▶ Exercise goal
The required response is the number of lines in the entries that include the word "stretch", with nothing added.

▶ Materials provided
■ ■ ■ ■ ■

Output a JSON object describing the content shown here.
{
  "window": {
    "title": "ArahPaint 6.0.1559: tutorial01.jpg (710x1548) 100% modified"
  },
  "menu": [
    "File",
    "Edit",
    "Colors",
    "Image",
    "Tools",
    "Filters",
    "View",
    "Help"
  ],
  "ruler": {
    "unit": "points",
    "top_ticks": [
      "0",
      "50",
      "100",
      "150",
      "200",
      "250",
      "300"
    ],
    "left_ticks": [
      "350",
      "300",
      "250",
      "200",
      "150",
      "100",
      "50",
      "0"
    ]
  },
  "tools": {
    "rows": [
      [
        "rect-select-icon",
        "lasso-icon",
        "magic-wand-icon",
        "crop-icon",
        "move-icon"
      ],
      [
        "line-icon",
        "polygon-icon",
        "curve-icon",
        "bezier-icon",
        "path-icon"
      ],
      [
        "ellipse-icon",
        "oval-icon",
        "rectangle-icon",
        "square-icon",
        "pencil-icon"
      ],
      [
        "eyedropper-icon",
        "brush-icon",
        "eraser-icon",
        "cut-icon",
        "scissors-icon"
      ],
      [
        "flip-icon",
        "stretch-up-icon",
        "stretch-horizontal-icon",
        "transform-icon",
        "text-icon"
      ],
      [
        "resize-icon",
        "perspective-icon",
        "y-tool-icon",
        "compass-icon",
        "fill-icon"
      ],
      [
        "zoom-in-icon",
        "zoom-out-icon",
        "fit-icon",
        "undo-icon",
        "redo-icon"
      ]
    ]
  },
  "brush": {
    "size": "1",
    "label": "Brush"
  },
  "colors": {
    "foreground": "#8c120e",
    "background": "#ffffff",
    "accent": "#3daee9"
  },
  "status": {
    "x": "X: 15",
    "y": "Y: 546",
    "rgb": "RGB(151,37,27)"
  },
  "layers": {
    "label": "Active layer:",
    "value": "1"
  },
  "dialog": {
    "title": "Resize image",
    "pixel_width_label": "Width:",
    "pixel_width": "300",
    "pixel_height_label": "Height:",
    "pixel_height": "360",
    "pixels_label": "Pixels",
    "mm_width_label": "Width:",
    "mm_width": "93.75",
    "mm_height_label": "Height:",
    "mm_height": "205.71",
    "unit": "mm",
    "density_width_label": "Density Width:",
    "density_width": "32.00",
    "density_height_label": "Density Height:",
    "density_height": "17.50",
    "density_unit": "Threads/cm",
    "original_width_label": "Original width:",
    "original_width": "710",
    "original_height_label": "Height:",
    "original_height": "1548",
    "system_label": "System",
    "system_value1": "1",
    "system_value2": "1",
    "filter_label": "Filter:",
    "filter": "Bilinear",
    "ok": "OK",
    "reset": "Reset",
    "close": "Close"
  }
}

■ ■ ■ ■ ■

▶ Reply to the task
2